For the listing below, give the count of lines containing "title", and no other text.

-- Provided records follows --

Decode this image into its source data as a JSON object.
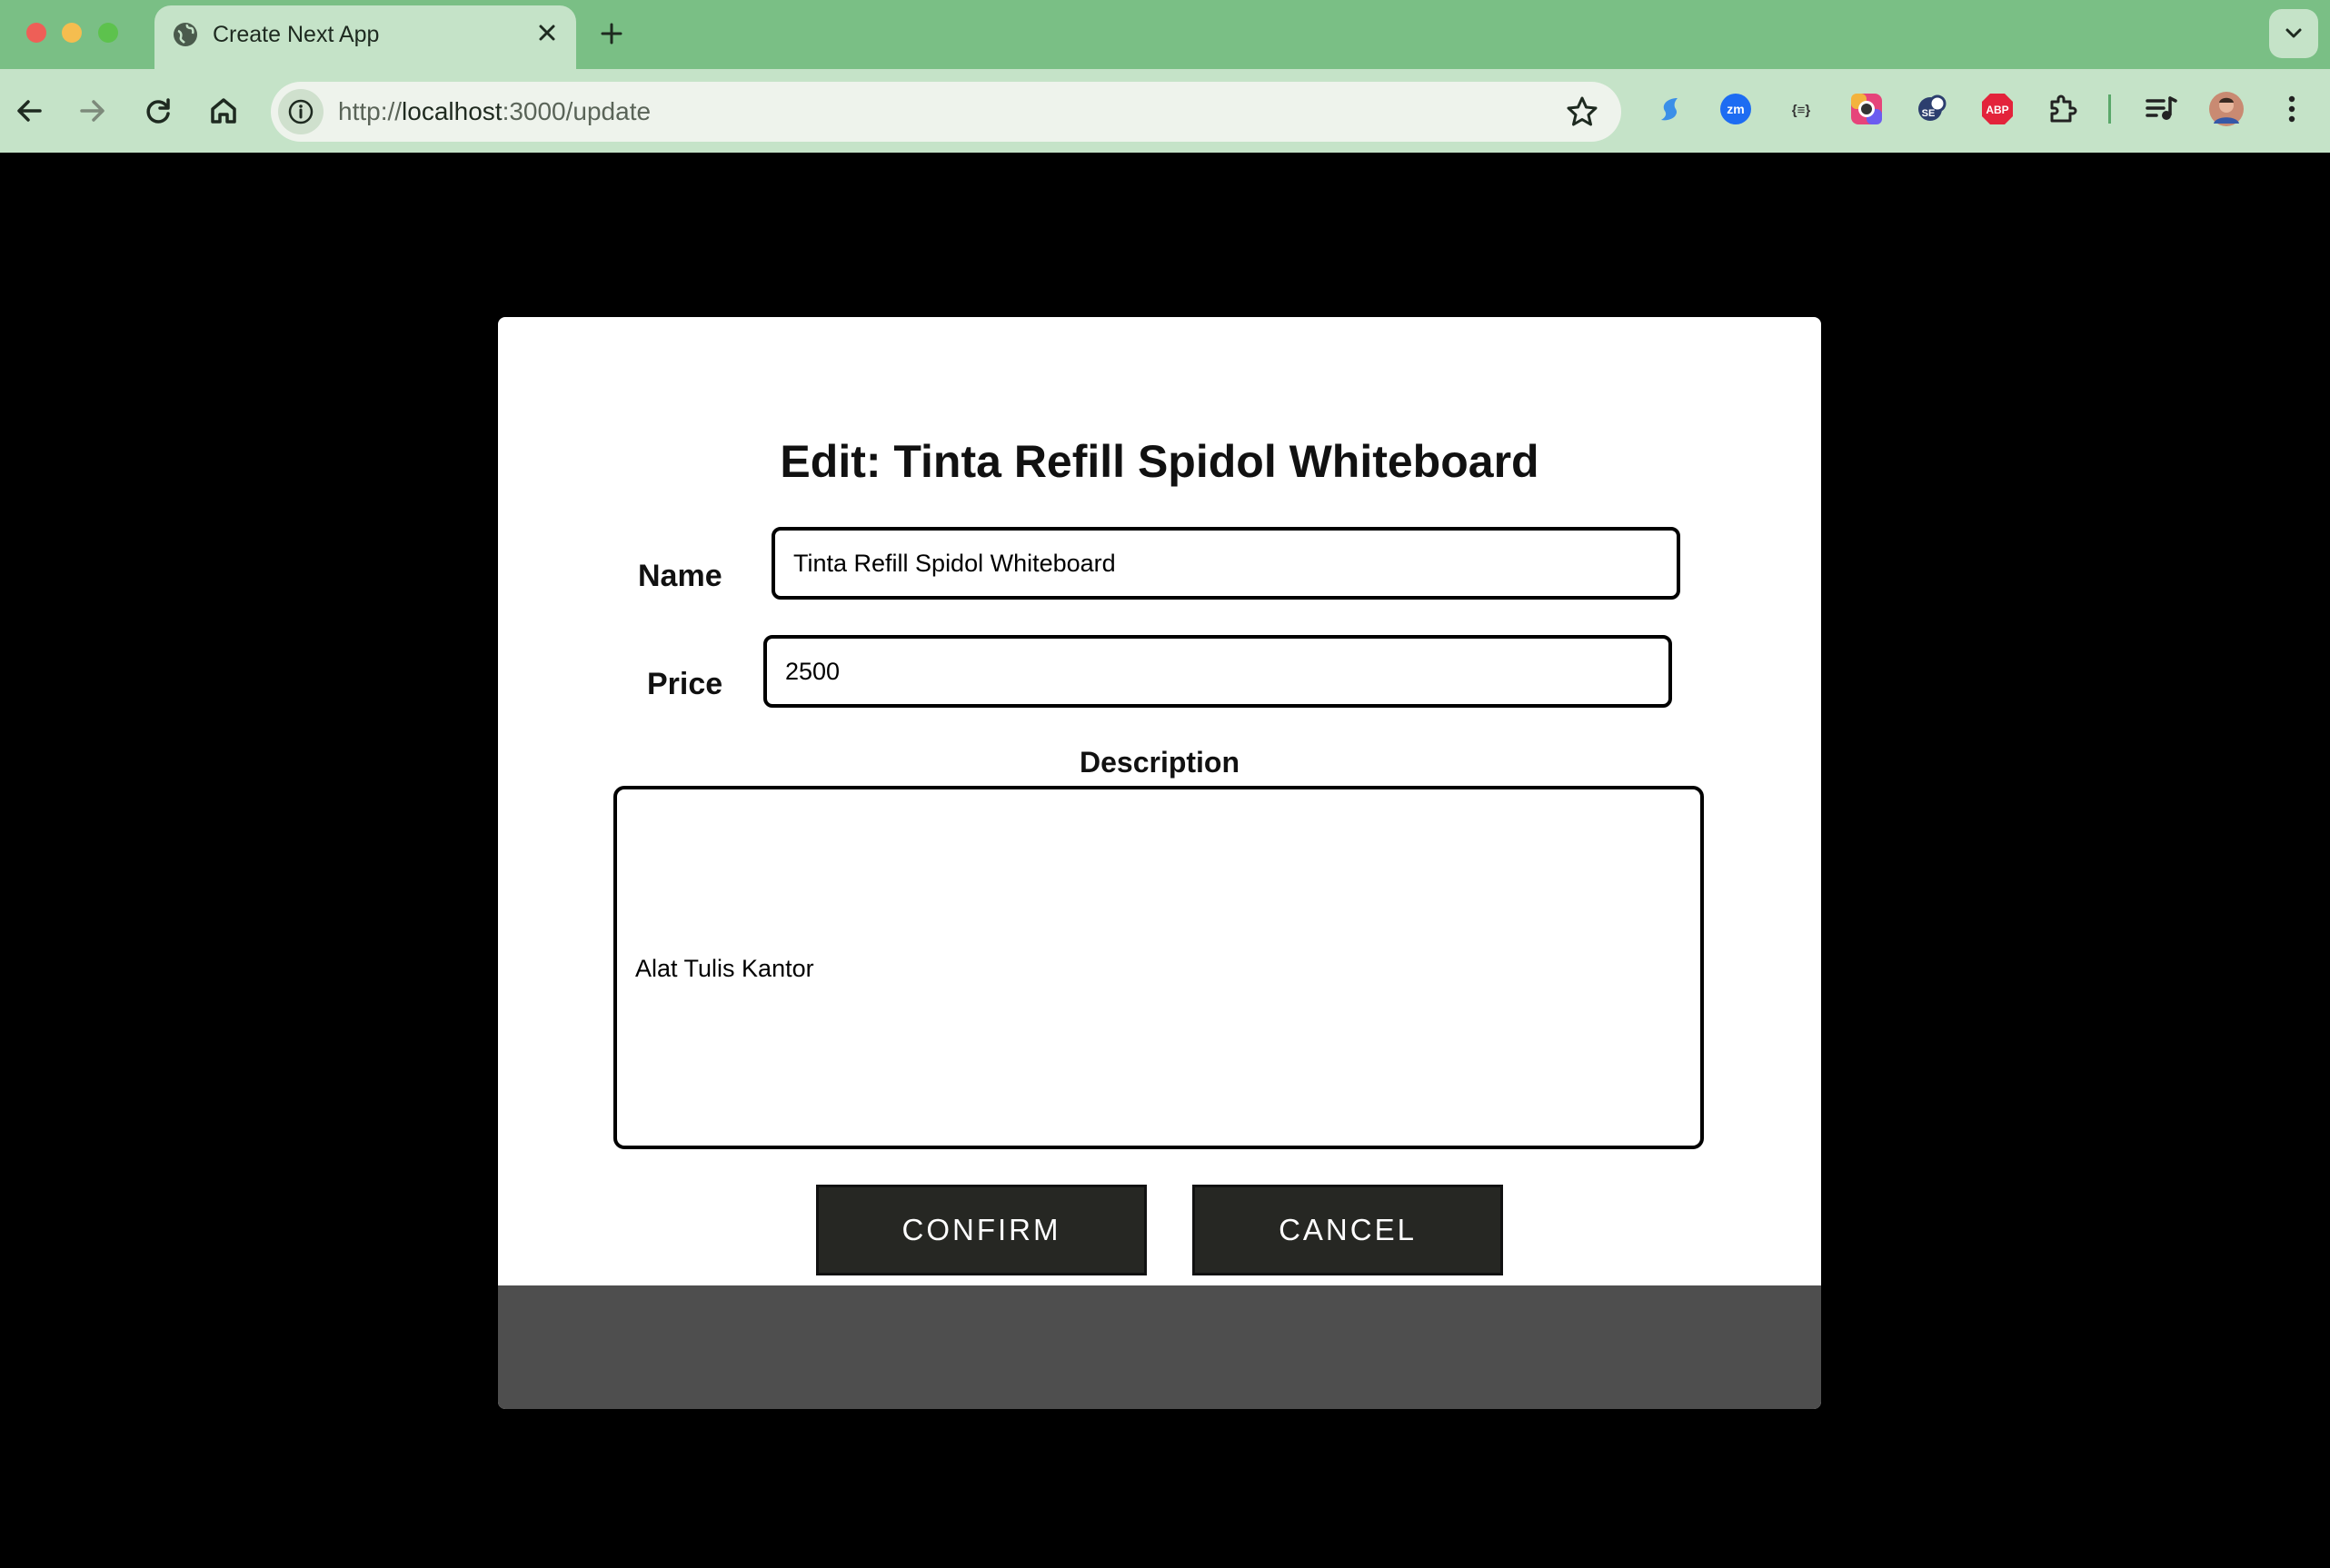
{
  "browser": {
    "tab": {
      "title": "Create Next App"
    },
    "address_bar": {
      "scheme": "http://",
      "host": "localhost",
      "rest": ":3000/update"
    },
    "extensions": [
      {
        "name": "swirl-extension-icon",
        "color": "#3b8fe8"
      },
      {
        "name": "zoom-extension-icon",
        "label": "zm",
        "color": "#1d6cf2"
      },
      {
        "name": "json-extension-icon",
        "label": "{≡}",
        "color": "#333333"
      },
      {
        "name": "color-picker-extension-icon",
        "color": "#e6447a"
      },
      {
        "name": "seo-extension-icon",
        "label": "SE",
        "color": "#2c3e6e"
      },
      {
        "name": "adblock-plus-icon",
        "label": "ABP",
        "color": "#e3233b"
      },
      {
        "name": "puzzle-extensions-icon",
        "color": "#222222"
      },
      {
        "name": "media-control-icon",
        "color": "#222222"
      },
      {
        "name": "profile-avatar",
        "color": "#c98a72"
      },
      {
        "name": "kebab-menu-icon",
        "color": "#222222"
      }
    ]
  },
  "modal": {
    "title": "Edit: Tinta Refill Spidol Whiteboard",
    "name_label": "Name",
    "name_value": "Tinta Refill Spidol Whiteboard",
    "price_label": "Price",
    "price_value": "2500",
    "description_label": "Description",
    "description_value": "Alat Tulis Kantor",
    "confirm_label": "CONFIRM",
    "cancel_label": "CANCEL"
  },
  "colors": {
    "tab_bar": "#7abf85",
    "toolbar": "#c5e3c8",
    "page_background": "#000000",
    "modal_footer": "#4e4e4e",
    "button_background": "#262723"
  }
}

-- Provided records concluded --

Written answer:
2